**WORK ITEM**
Reproduce the data exactly. Omit no record.

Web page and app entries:

=== Begin Enclosure ===

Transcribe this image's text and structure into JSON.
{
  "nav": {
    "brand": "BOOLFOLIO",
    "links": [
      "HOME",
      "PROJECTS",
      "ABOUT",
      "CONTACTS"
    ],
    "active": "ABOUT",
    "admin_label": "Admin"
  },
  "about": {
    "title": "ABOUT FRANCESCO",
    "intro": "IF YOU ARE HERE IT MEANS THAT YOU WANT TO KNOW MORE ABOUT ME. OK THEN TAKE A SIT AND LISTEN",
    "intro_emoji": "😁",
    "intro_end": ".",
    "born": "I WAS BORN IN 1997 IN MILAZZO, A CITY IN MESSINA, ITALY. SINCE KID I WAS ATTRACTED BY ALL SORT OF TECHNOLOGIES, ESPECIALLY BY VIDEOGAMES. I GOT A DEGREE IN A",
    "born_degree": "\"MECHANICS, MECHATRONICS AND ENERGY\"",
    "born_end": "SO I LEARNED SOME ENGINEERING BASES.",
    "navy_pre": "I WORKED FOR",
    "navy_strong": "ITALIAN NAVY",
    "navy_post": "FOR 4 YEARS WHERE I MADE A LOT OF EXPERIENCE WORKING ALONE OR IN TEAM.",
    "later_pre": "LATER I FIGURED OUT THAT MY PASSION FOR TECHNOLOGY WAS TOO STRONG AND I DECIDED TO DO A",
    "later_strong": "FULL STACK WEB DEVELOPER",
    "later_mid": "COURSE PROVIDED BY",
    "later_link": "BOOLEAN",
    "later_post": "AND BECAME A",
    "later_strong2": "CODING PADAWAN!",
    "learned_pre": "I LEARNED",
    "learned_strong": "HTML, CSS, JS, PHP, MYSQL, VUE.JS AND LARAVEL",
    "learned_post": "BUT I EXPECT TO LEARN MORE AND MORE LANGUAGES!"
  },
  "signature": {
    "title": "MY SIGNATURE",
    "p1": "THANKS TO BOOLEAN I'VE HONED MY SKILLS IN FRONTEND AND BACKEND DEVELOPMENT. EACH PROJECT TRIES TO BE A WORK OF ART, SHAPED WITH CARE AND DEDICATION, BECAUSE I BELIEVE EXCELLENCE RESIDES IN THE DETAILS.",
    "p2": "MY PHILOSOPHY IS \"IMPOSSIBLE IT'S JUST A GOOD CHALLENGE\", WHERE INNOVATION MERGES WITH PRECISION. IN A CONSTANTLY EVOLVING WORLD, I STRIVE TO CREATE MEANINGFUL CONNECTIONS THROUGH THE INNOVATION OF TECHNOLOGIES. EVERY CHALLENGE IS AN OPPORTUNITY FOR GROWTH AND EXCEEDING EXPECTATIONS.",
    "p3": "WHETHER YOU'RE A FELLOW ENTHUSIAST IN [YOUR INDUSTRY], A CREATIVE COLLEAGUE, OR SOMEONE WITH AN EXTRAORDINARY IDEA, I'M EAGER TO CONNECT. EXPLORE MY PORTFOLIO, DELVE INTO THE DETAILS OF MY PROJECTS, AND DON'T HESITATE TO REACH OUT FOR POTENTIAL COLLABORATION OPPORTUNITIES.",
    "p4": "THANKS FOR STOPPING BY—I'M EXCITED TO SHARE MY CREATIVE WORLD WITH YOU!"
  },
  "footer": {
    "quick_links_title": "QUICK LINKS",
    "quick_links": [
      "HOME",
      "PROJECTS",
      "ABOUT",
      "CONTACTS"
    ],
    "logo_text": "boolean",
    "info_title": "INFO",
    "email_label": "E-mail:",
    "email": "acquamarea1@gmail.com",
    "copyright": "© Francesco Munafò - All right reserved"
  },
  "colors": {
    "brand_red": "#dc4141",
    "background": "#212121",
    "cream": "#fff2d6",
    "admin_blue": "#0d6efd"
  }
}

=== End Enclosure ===

**WRITTEN SOLUTION**
Transcribe this image's text and structure into JSON.
{
  "nav": {
    "brand": "BOOLFOLIO",
    "links": [
      "HOME",
      "PROJECTS",
      "ABOUT",
      "CONTACTS"
    ],
    "active": "ABOUT",
    "admin_label": "Admin"
  },
  "about": {
    "title": "ABOUT FRANCESCO",
    "intro": "IF YOU ARE HERE IT MEANS THAT YOU WANT TO KNOW MORE ABOUT ME. OK THEN TAKE A SIT AND LISTEN",
    "intro_emoji": "😁",
    "intro_end": ".",
    "born": "I WAS BORN IN 1997 IN MILAZZO, A CITY IN MESSINA, ITALY. SINCE KID I WAS ATTRACTED BY ALL SORT OF TECHNOLOGIES, ESPECIALLY BY VIDEOGAMES. I GOT A DEGREE IN A",
    "born_degree": "\"MECHANICS, MECHATRONICS AND ENERGY\"",
    "born_end": "SO I LEARNED SOME ENGINEERING BASES.",
    "navy_pre": "I WORKED FOR",
    "navy_strong": "ITALIAN NAVY",
    "navy_post": "FOR 4 YEARS WHERE I MADE A LOT OF EXPERIENCE WORKING ALONE OR IN TEAM.",
    "later_pre": "LATER I FIGURED OUT THAT MY PASSION FOR TECHNOLOGY WAS TOO STRONG AND I DECIDED TO DO A",
    "later_strong": "FULL STACK WEB DEVELOPER",
    "later_mid": "COURSE PROVIDED BY",
    "later_link": "BOOLEAN",
    "later_post": "AND BECAME A",
    "later_strong2": "CODING PADAWAN!",
    "learned_pre": "I LEARNED",
    "learned_strong": "HTML, CSS, JS, PHP, MYSQL, VUE.JS AND LARAVEL",
    "learned_post": "BUT I EXPECT TO LEARN MORE AND MORE LANGUAGES!"
  },
  "signature": {
    "title": "MY SIGNATURE",
    "p1": "THANKS TO BOOLEAN I'VE HONED MY SKILLS IN FRONTEND AND BACKEND DEVELOPMENT. EACH PROJECT TRIES TO BE A WORK OF ART, SHAPED WITH CARE AND DEDICATION, BECAUSE I BELIEVE EXCELLENCE RESIDES IN THE DETAILS.",
    "p2": "MY PHILOSOPHY IS \"IMPOSSIBLE IT'S JUST A GOOD CHALLENGE\", WHERE INNOVATION MERGES WITH PRECISION. IN A CONSTANTLY EVOLVING WORLD, I STRIVE TO CREATE MEANINGFUL CONNECTIONS THROUGH THE INNOVATION OF TECHNOLOGIES. EVERY CHALLENGE IS AN OPPORTUNITY FOR GROWTH AND EXCEEDING EXPECTATIONS.",
    "p3": "WHETHER YOU'RE A FELLOW ENTHUSIAST IN [YOUR INDUSTRY], A CREATIVE COLLEAGUE, OR SOMEONE WITH AN EXTRAORDINARY IDEA, I'M EAGER TO CONNECT. EXPLORE MY PORTFOLIO, DELVE INTO THE DETAILS OF MY PROJECTS, AND DON'T HESITATE TO REACH OUT FOR POTENTIAL COLLABORATION OPPORTUNITIES.",
    "p4": "THANKS FOR STOPPING BY—I'M EXCITED TO SHARE MY CREATIVE WORLD WITH YOU!"
  },
  "footer": {
    "quick_links_title": "QUICK LINKS",
    "quick_links": [
      "HOME",
      "PROJECTS",
      "ABOUT",
      "CONTACTS"
    ],
    "logo_text": "boolean",
    "info_title": "INFO",
    "email_label": "E-mail:",
    "email": "acquamarea1@gmail.com",
    "copyright": "© Francesco Munafò - All right reserved"
  },
  "colors": {
    "brand_red": "#dc4141",
    "background": "#212121",
    "cream": "#fff2d6",
    "admin_blue": "#0d6efd"
  }
}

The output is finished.